Editorial Note: Each August for the past three years, I’ve asked dance artists at different points in their careers what “making it” means to them. Please join us in looking at what “making it” means as a dancer, artist and human.
BY MAGGIE STACK
I decided I was going to dance after college. What the hell else would I happily pursue?
After graduating, I moved to San Francisco to fulfill my lifelong dream. It was a cloud of foggy opportunity. Determined to be a part of something, I threw myself into everything. For two and a half years I attended a different class every morning, did every workshop, met everyone I could and auditioned for anyone.
I made so little money dancing all day I had to work other jobs to support myself. I worked long, late night shifts as a hostess. I was the administrator at the San Francisco Conservatory of Dance. I was a nanny whenever I could. I subletted cheap closet-like bedrooms for a bit, then moved into an overcrowded apartment of fellow dancers. I ate from the sale selection of oats and rice from Safeway. I took the bus.
But during this time I poured my blood, sweat, smiles and tears into a handful of project-based companies — companies where I was a vital member in their creation. Those experiences shaped me. They were my greatest, sweetest, truest loves.
Then in January of 2012 I was offered a full-time contract with ODC Dance.
My family was overjoyed: I made it! A dream come true! A full paycheck! Health insurance! Beautiful facilities! A company manager! National tours! My picture on the side of a bus! And I can’t lie, the prestige appealed to me, too.
ODC was also hard as hell, but in a very different way. I relished the physical labor of moving for hours every day and experiencing all sorts of new body developments. But my insights and strengths were valued far less. Dancers were under a microscope and constantly critiqued. I watched all of us put things on, layer after layer, and cover up our true voices. I felt stagnant — performing the same shows year after year.

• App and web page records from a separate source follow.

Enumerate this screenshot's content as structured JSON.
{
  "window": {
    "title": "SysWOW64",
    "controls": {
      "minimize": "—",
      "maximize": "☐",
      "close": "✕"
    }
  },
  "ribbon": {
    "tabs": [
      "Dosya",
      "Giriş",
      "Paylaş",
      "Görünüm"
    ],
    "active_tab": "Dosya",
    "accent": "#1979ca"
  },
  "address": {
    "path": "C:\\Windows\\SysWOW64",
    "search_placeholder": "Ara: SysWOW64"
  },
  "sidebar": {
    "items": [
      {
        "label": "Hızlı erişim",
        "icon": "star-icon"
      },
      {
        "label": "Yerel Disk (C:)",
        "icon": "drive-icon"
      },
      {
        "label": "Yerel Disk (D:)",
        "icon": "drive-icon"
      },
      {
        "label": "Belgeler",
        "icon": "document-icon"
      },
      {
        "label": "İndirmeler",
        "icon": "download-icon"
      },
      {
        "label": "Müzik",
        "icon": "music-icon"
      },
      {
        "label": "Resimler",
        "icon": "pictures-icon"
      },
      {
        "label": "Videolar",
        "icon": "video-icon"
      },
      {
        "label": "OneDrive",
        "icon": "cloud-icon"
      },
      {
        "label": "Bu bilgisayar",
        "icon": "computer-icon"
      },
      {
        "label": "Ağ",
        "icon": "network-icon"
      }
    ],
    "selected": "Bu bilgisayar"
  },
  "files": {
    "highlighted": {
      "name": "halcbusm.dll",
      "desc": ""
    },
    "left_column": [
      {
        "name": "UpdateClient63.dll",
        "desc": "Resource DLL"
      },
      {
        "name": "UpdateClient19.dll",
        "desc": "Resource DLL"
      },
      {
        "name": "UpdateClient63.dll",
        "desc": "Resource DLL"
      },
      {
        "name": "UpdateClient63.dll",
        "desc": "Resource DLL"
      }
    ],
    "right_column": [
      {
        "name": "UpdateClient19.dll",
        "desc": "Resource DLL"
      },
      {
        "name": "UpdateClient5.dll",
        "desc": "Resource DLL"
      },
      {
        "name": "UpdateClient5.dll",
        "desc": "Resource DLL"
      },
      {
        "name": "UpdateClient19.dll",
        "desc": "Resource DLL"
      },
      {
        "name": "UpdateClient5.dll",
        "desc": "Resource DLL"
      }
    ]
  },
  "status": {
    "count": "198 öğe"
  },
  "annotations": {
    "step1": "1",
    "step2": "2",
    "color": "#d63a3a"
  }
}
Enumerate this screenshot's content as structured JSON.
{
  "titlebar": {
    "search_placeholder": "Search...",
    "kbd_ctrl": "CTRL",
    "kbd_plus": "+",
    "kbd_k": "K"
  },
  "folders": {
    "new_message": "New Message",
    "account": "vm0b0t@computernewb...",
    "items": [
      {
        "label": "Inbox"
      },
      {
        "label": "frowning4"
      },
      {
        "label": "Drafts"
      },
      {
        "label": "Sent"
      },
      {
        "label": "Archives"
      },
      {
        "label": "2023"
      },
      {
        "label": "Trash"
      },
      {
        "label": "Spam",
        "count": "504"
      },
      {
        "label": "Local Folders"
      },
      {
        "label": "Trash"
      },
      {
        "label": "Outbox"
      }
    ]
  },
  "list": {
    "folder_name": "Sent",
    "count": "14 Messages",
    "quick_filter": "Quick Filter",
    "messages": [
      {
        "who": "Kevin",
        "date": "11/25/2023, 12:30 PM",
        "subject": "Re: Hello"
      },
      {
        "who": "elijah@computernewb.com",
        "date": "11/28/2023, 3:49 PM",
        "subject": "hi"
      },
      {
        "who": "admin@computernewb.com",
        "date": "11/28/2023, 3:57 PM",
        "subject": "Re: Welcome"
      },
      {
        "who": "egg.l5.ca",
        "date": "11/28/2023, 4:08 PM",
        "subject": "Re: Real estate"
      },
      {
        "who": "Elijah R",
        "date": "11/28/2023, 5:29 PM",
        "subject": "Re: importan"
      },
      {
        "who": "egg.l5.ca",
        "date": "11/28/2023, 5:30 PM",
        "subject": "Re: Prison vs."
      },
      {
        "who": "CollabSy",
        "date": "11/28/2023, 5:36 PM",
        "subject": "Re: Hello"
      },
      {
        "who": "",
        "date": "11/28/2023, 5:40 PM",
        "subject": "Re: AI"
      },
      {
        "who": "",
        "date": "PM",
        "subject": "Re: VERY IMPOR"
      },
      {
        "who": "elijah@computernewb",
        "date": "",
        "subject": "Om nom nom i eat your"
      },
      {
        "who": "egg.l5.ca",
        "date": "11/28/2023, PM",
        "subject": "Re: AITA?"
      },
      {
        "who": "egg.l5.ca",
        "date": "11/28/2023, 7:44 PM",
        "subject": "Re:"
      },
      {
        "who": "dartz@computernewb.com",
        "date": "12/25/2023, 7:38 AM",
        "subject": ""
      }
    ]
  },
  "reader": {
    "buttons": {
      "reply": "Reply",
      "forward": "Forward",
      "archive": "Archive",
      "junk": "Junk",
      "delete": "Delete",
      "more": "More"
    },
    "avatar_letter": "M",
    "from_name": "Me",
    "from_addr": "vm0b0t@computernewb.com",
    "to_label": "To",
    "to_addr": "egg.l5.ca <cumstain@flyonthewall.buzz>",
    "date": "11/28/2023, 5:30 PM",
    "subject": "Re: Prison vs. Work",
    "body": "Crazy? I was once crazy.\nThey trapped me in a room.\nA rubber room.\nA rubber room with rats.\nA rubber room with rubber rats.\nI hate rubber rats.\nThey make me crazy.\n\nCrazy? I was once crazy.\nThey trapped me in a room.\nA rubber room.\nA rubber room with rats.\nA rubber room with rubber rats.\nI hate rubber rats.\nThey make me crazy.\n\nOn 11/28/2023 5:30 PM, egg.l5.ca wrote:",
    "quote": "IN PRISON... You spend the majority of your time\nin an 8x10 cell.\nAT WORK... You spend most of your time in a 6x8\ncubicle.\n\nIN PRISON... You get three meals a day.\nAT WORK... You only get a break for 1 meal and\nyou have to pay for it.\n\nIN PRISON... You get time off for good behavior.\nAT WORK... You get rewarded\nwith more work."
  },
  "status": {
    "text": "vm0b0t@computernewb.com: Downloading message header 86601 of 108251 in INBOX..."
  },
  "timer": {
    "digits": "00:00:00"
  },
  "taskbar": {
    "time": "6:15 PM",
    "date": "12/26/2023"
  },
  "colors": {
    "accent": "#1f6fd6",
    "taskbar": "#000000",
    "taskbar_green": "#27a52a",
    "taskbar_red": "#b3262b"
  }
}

More importantly, it was never my art. It was the vision of other people, and my artistic opinions were never taken into account.
I don’t want to discount those wonderful moments of camaraderie with my fellow dancers. But I wasn’t happy. After two and half years I decided no job was worth my happiness — prestige be damned.
Since leaving ODC, I’ve worked at an immigration advocacy reform group, broke my foot running upstairs in slippery socks, recovered, took some classes, taught some classes, moved into a co-op with 14 of my best friends, fell madly in love with a handsome Jewish man, did a couple of independent dance projects, became the proud aunt of two perfect baby boys, ate, slept, traveled and danced some more. Basically, I have been living my life.
As I get older, I realize stepping out is just as important sometimes as stepping in. And I am often reminded of what I already know — dance will always be my favorite.
I’ve made a lot of things I’m proud of in the dance world. I’ve made choices and changes along my path. “Making it” sounds like an ultimatum — the period at the end of a sentence. If we really made it, wouldn’t we stop and come to a screeching halt? Would there be anywhere left to go? Anything left to investigate? I like to think no matter what I’m doing, I’m in it. It engulfs me. I love it so much I’m happily drowning in it.
No, I have not “made it.” That state does not exist to me. The time I sit back and pat myself on the back for “making it” is the time I am no longer me — a genuine lover of dance.
Maggie Stack is originally from Pittsburgh, PA where she began her training at Pittsburgh Ballet Theatre. She received a BS in Dance from Skidmore College in 2009 and upon graduating moved to San Francisco to train at the San Francisco Conservatory of Dance under the direction of Summer Lee Rhatigan. Maggie has performed with Amy Foley, Christine Cali (Cali & Co.), Alyce Finwall Dance Theater, FACT/SF, Katie Faulkner’s Little Seismic Dance Company, Malinda LaVelle’s Project Thrust, Elana Jacobs’s CabinFever, RAW Dance and ODC/Dance. She is currently a faculty member at the San Francisco Conservatory of Dance and works as the executive assistant at FWD.us, an immigration advocacy reform group. She is the proud Auntie of two baby boys, Cully and Holton.
Maggie is also the illustrative genius behind The Bunion!